These two plays come down to personnel. Sochan has not proven enough as a floor spacer to demand Wagner stay close to him here. If that’s Doug McDermott, or Vassell, maybe it’s a different story. I think it makes more sense to swap Sochan with either Champagnie or Vassell in this action. Put a shooter on the wing who makes Wagner have to respect that skip pass, or a reversal in the short roll.

This also lets Sochan operate as a spacer/cutter from the corner. We see Champagnie hard cut on the baseline after the reversal is made. Sochan is a better cutter and finisher. The corner three is an easier look for him right now than from the wing. He’s just going to be more effective from that spot than at the wing.

Now look at the first possession to start the second half.

Vassell handles the ball from the left wing, this time the Magic are in a hard drop coverage, with WCJ playing the nail at the free throw line. Champagnie rises from the corner, leading Wagner into Wembanyama. Sochan and Jones (the Spurs two worst shooters in this lineup) space the opposite side. The result is... five Magic defenders with a foot in the paint.

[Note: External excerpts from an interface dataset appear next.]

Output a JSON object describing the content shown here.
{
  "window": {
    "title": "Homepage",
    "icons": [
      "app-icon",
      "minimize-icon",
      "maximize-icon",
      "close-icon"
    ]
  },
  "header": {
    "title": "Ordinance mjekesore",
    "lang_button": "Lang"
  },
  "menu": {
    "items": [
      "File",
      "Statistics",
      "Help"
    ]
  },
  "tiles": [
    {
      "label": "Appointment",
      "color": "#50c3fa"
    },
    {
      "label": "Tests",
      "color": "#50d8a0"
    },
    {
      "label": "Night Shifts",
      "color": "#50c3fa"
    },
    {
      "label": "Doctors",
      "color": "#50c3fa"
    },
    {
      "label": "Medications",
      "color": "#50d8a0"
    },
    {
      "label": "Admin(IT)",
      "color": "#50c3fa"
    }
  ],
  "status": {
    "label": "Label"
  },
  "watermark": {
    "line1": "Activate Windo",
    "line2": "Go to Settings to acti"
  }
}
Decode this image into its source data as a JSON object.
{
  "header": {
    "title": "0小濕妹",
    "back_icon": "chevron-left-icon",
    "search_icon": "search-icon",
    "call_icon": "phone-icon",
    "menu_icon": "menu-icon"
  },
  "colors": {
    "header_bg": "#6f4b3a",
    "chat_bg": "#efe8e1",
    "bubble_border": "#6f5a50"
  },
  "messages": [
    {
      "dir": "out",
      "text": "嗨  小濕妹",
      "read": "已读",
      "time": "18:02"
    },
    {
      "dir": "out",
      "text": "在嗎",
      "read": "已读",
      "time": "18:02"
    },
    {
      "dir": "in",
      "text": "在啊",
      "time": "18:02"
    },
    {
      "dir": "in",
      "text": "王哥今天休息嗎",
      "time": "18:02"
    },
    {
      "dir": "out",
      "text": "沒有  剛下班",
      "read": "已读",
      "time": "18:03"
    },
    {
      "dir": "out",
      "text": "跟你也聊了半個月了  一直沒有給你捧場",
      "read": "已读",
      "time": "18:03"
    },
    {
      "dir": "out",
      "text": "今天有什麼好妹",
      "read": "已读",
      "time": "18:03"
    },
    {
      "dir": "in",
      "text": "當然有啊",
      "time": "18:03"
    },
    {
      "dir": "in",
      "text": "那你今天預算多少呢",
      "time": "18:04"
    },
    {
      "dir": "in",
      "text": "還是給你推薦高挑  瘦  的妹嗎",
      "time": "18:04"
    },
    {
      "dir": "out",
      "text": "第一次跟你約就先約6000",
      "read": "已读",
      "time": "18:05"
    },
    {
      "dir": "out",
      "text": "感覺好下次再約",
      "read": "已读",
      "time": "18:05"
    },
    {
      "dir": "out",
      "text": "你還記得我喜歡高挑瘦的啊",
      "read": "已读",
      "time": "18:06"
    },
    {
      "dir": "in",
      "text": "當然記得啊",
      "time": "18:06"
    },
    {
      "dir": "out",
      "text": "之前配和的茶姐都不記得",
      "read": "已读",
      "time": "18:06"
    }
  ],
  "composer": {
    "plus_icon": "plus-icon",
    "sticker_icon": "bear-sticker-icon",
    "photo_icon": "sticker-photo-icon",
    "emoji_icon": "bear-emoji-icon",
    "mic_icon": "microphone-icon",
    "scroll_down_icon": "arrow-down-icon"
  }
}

A few things here. Champagnie doesn’t need to rise to the wing in this situation. He can stay in the deep corner, drawing Wagner out of the play, even if doing so compromises the Spurs’ floor balance for a few seconds. It looks like the Spurs emphasized this spacing at practice Friday morning.

Personnel plays a big part here, too. Champagnie has to be on the strong side corner to prevent Wagner from tagging Wembanyama, but that means Sochan and Jones are the spacers on the weak side of the floor, so Paolo Banchero and Suggs can just turn their backs on them completely. The Spurs shoot 34.5% from three as a team, so it’s not like they have a lot of options, but they would ideally have at least one good shooter on the strong side and one on the weak side.

Until the Spurs get more reliable shooters on the roster, this is going to be an effective way to defend the pick and roll. Teams will be able to pack the paint on them if they have the size and versatility to do so. A team like the New Orleans Pelicans may have a harder time playing this kind of defense with their slower bigs, like Jonas Valanciunas, and offensive-minded guards like C.J. McCollum.

It will be interesting to watch how Gregg Popovich tweaks this action so teams can’t just pack the paint on Wembanyama. Maybe Jones and Vassell will be the ones to adjust, attacking hard off the screen or getting to pull-up jumpers. Watch how the Spurs run the pick and roll over the next few games.